    ‘The Chopper’ did not fare as well.... Shredded clutch basket, toasted primary, bent tranny input shaft, popped rear tire, assorted dents and I had lost at least five pounds of hide. When my bike hit the curb, she tossed me with the same dexterity that I had been thrown years before by my flesh and blood horse. I landed in an inglorious heap fifteen feet away but instantly leaped to my feet and ran to The Chopper to shut off the ignition switch and the gas.

    I was the first to the bikes and turned his ignition off and his gas petcock too. I was pretty freaked about flames-in-the-road, ya know? As I turned to see how he was, he was just getting off the ground and seemed kinda wobbly. He had banged his head when he landed and I was worried it could be bad. He had a hard head (like mine) but not harder than concrete.

    Neither of us was wearing a helmet and I thought right then that maybe I should start. As I watched him, his jaw ballooned to an alarming size. He had hit the point of his chin on the gauges of his Kawi when he hit the curb. Looked like his jaw was broken, he probably had a concussion and there were no cell phones back then. Suffice to say, we got him to the ER, got the bikes picked up by friends and taken home and we got in around 3 in the morning. Of course, at this time in my life, that meant it was time to party! So we did it right....

    In retrospect, I think a gas-burning box-truck, maybe a U-Haul, was missing the cap on his passenger-side fuel tank. When he took the left-hand corner that night, he spewed gasoline onto the blacktop. It was hot enough to evaporate most of the gas but we came along at JUST the right/wrong time to set it ablaze. A few minutes later, maybe 20, we would never have known there was a fuel spill. A few minutes earlier.... BOOM! We would have been immolated. Thank you Great Spirit for Good Timing!

    This happened in ’78 or ’79 and I’ve had a lot of time to think about it. The flames were only ‘vapor flames’, short dancing blue wispy flames. They only lasted for less than a minute, started in front of my eyes when my buddy hit the deck and spread out from his sparks as he slid across the intersection. It was right then that I did the same, dropped the Chopper, and started sliding. It was as if the pavement was covered in oil or something slick and there was nothing I could do but go down. I was in the middle of a left turn, doing 45-50 mph, there was suddenly no traction, and we were sliding thru dancing blue flames.

    Neither of our bikes was leaking fuel (thankfully) and by the time I got up to turn off the bikes, there were no more flames. Several cars stopped to help and when I asked them about the flames, only one person had seen them too. He was in his car, headed the other direction and was in the right turn lane; he had front row seats to our ‘Fiery Flame-Out’. He told me “It was crazy man!

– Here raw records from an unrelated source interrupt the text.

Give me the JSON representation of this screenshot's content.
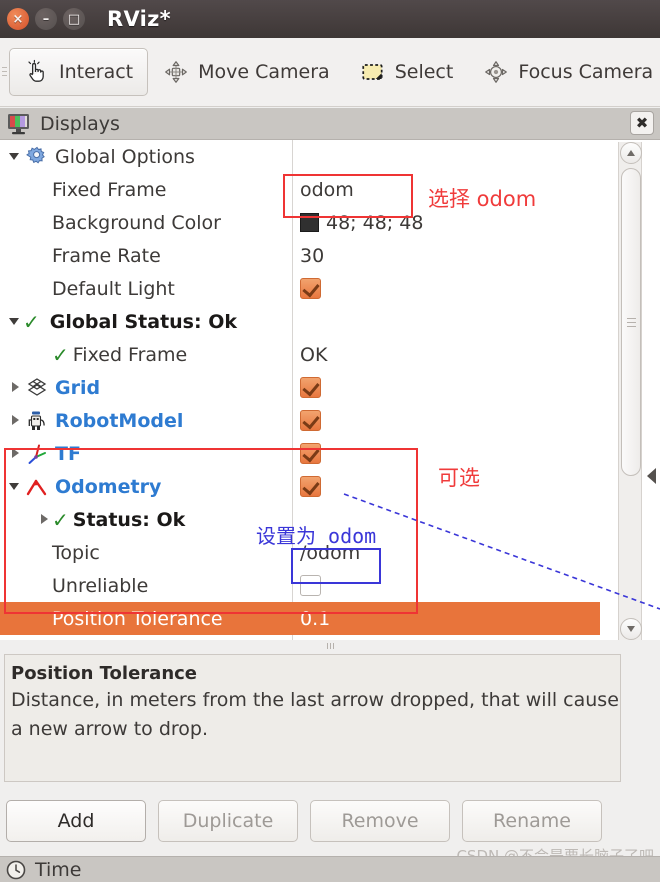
{
  "window": {
    "title": "RViz*",
    "buttons": {
      "close": "×",
      "minimize": "–",
      "maximize": "□"
    }
  },
  "toolbar": {
    "items": [
      {
        "label": "Interact",
        "icon": "hand-cursor-icon",
        "active": true
      },
      {
        "label": "Move Camera",
        "icon": "move-camera-icon",
        "active": false
      },
      {
        "label": "Select",
        "icon": "select-rect-icon",
        "active": false
      },
      {
        "label": "Focus Camera",
        "icon": "focus-camera-icon",
        "active": false
      }
    ]
  },
  "displays_panel": {
    "title": "Displays",
    "icon": "display-monitor-icon",
    "close_label": "✖",
    "rows": [
      {
        "name": "global-options",
        "label": "Global Options",
        "indent": 0,
        "twisty": "expanded",
        "icon": "gear-icon",
        "style": "plain",
        "value_type": "none",
        "value": ""
      },
      {
        "name": "fixed-frame",
        "label": "Fixed Frame",
        "indent": 1,
        "twisty": "none",
        "icon": "",
        "style": "plain",
        "value_type": "text",
        "value": "odom"
      },
      {
        "name": "background-color",
        "label": "Background Color",
        "indent": 1,
        "twisty": "none",
        "icon": "",
        "style": "plain",
        "value_type": "color",
        "value": "48; 48; 48",
        "swatch": "#303030"
      },
      {
        "name": "frame-rate",
        "label": "Frame Rate",
        "indent": 1,
        "twisty": "none",
        "icon": "",
        "style": "plain",
        "value_type": "text",
        "value": "30"
      },
      {
        "name": "default-light",
        "label": "Default Light",
        "indent": 1,
        "twisty": "none",
        "icon": "",
        "style": "plain",
        "value_type": "checkbox",
        "value": "on"
      },
      {
        "name": "global-status",
        "label": "Global Status: Ok",
        "indent": 0,
        "twisty": "expanded",
        "icon": "green-check-icon",
        "style": "bold-black",
        "value_type": "none",
        "value": ""
      },
      {
        "name": "status-fixed-frame",
        "label": "Fixed Frame",
        "indent": 1,
        "twisty": "none",
        "icon": "green-check-icon",
        "style": "plain",
        "value_type": "text",
        "value": "OK"
      },
      {
        "name": "grid",
        "label": "Grid",
        "indent": 0,
        "twisty": "collapsed",
        "icon": "grid-icon",
        "style": "blue-bold",
        "value_type": "checkbox",
        "value": "on"
      },
      {
        "name": "robot-model",
        "label": "RobotModel",
        "indent": 0,
        "twisty": "collapsed",
        "icon": "robot-icon",
        "style": "blue-bold",
        "value_type": "checkbox",
        "value": "on"
      },
      {
        "name": "tf",
        "label": "TF",
        "indent": 0,
        "twisty": "collapsed",
        "icon": "tf-axes-icon",
        "style": "blue-bold",
        "value_type": "checkbox",
        "value": "on"
      },
      {
        "name": "odometry",
        "label": "Odometry",
        "indent": 0,
        "twisty": "expanded",
        "icon": "odometry-arrow-icon",
        "style": "blue-bold",
        "value_type": "checkbox",
        "value": "on"
      },
      {
        "name": "odometry-status",
        "label": "Status: Ok",
        "indent": 1,
        "twisty": "collapsed",
        "icon": "green-check-icon",
        "style": "bold-black",
        "value_type": "none",
        "value": ""
      },
      {
        "name": "topic",
        "label": "Topic",
        "indent": 1,
        "twisty": "none",
        "icon": "",
        "style": "plain",
        "value_type": "text",
        "value": "/odom"
      },
      {
        "name": "unreliable",
        "label": "Unreliable",
        "indent": 1,
        "twisty": "none",
        "icon": "",
        "style": "plain",
        "value_type": "checkbox",
        "value": "off"
      },
      {
        "name": "position-tolerance",
        "label": "Position Tolerance",
        "indent": 1,
        "twisty": "none",
        "icon": "",
        "style": "selected",
        "value_type": "text",
        "value": "0.1"
      }
    ]
  },
  "description": {
    "title": "Position Tolerance",
    "body": "Distance, in meters from the last arrow dropped, that will cause a new arrow to drop."
  },
  "buttons": [
    {
      "name": "add-button",
      "label": "Add",
      "enabled": true
    },
    {
      "name": "duplicate-button",
      "label": "Duplicate",
      "enabled": false
    },
    {
      "name": "remove-button",
      "label": "Remove",
      "enabled": false
    },
    {
      "name": "rename-button",
      "label": "Rename",
      "enabled": false
    }
  ],
  "time_panel": {
    "label": "Time",
    "icon": "clock-icon"
  },
  "annotations": {
    "select_odom": "选择 odom",
    "optional": "可选",
    "set_as_odom": "设置为 odom",
    "colors": {
      "red": "#ef3434",
      "blue": "#3a36d8"
    }
  },
  "watermark": "CSDN @不会是要长脑子了吧"
}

I was watching man! I heard a BANG and when I looked up, your buddy was sliding in a puddle of flames, man! I thought his bike was on fire, man! Then you dumped it and started sliding and then you hit the curb and when I looked back the flames were gone man! That was so cool!” end quote… or something like that, close enough. We all said ‘Man’ a lot back then <chuckle>

    Hope you enjoyed the story. At the time, it all happened so fast I didn’t really have the time to freak out. That came later at the ER, accompanied by the shakes and a slamming headache. Remember, sometimes Truth is stranger than Fiction and some things defy explanation.

    Edge ‘FlameOn’ Walker


    • 18 posts
    May 10, 2016 10:11 PM EDT
    crazy, man. Glad ya came out of that one or we wouldn't have all your great stories to read. Keep on keepin on!
    • 326 posts
    May 15, 2016 7:26 AM EDT
    Edge good writing as usual.
    • 19 posts
    May 15, 2016 12:28 PM EDT
    as usual man, great